- About this exercise -
Without any change, set down every record below.

- Exercise inputs -
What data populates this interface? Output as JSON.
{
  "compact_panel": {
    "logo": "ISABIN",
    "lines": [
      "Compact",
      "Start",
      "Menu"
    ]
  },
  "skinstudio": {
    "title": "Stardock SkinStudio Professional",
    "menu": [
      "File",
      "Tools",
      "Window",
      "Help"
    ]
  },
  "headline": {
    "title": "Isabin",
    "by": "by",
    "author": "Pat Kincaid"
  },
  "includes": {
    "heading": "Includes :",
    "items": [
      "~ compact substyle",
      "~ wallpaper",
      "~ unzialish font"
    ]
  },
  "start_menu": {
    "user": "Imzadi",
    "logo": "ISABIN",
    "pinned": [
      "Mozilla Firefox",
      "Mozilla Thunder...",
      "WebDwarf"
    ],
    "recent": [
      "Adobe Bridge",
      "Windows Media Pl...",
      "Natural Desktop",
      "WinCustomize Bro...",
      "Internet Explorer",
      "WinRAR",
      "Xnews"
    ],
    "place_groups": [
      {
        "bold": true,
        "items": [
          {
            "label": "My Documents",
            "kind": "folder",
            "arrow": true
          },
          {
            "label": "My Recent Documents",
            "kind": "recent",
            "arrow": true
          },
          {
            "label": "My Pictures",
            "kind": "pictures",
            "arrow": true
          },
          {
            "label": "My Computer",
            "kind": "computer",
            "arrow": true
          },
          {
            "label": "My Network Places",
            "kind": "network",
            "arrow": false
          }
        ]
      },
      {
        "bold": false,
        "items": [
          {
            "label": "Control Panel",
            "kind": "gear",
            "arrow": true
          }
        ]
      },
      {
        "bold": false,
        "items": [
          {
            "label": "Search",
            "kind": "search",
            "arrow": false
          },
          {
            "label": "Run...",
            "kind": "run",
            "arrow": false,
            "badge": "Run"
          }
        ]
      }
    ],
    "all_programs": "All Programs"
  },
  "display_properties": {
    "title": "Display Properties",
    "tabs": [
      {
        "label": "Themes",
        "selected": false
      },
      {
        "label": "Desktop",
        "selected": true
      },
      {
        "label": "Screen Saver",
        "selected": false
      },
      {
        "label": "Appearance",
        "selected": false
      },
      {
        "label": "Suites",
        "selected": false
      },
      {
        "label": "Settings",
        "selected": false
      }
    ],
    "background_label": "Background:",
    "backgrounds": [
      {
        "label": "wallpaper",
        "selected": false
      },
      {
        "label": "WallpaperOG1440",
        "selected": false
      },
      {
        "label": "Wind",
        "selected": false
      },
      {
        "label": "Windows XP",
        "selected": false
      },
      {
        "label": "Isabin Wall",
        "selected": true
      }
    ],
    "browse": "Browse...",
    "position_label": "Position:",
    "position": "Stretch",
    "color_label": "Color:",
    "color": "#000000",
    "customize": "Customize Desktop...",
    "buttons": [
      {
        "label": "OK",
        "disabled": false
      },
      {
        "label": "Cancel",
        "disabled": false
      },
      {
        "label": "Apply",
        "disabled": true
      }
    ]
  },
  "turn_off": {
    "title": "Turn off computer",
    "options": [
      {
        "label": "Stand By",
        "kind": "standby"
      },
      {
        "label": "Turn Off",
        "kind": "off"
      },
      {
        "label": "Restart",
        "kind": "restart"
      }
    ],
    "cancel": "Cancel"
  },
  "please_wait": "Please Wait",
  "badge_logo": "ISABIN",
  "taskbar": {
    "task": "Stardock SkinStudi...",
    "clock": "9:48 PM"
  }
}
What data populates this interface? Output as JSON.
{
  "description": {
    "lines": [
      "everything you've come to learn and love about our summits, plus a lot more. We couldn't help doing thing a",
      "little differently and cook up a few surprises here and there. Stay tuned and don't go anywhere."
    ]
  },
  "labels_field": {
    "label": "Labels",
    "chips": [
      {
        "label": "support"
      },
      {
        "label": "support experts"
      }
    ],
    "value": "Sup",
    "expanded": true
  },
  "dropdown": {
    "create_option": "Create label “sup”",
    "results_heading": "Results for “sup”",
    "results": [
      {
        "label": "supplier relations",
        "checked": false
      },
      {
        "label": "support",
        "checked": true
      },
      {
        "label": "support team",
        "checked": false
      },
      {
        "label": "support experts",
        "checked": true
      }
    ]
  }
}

- Reply -
What data populates this interface? Output as JSON.
{
  "compact_panel": {
    "logo": "ISABIN",
    "lines": [
      "Compact",
      "Start",
      "Menu"
    ]
  },
  "skinstudio": {
    "title": "Stardock SkinStudio Professional",
    "menu": [
      "File",
      "Tools",
      "Window",
      "Help"
    ]
  },
  "headline": {
    "title": "Isabin",
    "by": "by",
    "author": "Pat Kincaid"
  },
  "includes": {
    "heading": "Includes :",
    "items": [
      "~ compact substyle",
      "~ wallpaper",
      "~ unzialish font"
    ]
  },
  "start_menu": {
    "user": "Imzadi",
    "logo": "ISABIN",
    "pinned": [
      "Mozilla Firefox",
      "Mozilla Thunder...",
      "WebDwarf"
    ],
    "recent": [
      "Adobe Bridge",
      "Windows Media Pl...",
      "Natural Desktop",
      "WinCustomize Bro...",
      "Internet Explorer",
      "WinRAR",
      "Xnews"
    ],
    "place_groups": [
      {
        "bold": true,
        "items": [
          {
            "label": "My Documents",
            "kind": "folder",
            "arrow": true
          },
          {
            "label": "My Recent Documents",
            "kind": "recent",
            "arrow": true
          },
          {
            "label": "My Pictures",
            "kind": "pictures",
            "arrow": true
          },
          {
            "label": "My Computer",
            "kind": "computer",
            "arrow": true
          },
          {
            "label": "My Network Places",
            "kind": "network",
            "arrow": false
          }
        ]
      },
      {
        "bold": false,
        "items": [
          {
            "label": "Control Panel",
            "kind": "gear",
            "arrow": true
          }
        ]
      },
      {
        "bold": false,
        "items": [
          {
            "label": "Search",
            "kind": "search",
            "arrow": false
          },
          {
            "label": "Run...",
            "kind": "run",
            "arrow": false,
            "badge": "Run"
          }
        ]
      }
    ],
    "all_programs": "All Programs"
  },
  "display_properties": {
    "title": "Display Properties",
    "tabs": [
      {
        "label": "Themes",
        "selected": false
      },
      {
        "label": "Desktop",
        "selected": true
      },
      {
        "label": "Screen Saver",
        "selected": false
      },
      {
        "label": "Appearance",
        "selected": false
      },
      {
        "label": "Suites",
        "selected": false
      },
      {
        "label": "Settings",
        "selected": false
      }
    ],
    "background_label": "Background:",
    "backgrounds": [
      {
        "label": "wallpaper",
        "selected": false
      },
      {
        "label": "WallpaperOG1440",
        "selected": false
      },
      {
        "label": "Wind",
        "selected": false
      },
      {
        "label": "Windows XP",
        "selected": false
      },
      {
        "label": "Isabin Wall",
        "selected": true
      }
    ],
    "browse": "Browse...",
    "position_label": "Position:",
    "position": "Stretch",
    "color_label": "Color:",
    "color": "#000000",
    "customize": "Customize Desktop...",
    "buttons": [
      {
        "label": "OK",
        "disabled": false
      },
      {
        "label": "Cancel",
        "disabled": false
      },
      {
        "label": "Apply",
        "disabled": true
      }
    ]
  },
  "turn_off": {
    "title": "Turn off computer",
    "options": [
      {
        "label": "Stand By",
        "kind": "standby"
      },
      {
        "label": "Turn Off",
        "kind": "off"
      },
      {
        "label": "Restart",
        "kind": "restart"
      }
    ],
    "cancel": "Cancel"
  },
  "please_wait": "Please Wait",
  "badge_logo": "ISABIN",
  "taskbar": {
    "task": "Stardock SkinStudi...",
    "clock": "9:48 PM"
  }
}
What data populates this interface? Output as JSON.
{
  "description": {
    "lines": [
      "everything you've come to learn and love about our summits, plus a lot more. We couldn't help doing thing a",
      "little differently and cook up a few surprises here and there. Stay tuned and don't go anywhere."
    ]
  },
  "labels_field": {
    "label": "Labels",
    "chips": [
      {
        "label": "support"
      },
      {
        "label": "support experts"
      }
    ],
    "value": "Sup",
    "expanded": true
  },
  "dropdown": {
    "create_option": "Create label “sup”",
    "results_heading": "Results for “sup”",
    "results": [
      {
        "label": "supplier relations",
        "checked": false
      },
      {
        "label": "support",
        "checked": true
      },
      {
        "label": "support team",
        "checked": false
      },
      {
        "label": "support experts",
        "checked": true
      }
    ]
  }
}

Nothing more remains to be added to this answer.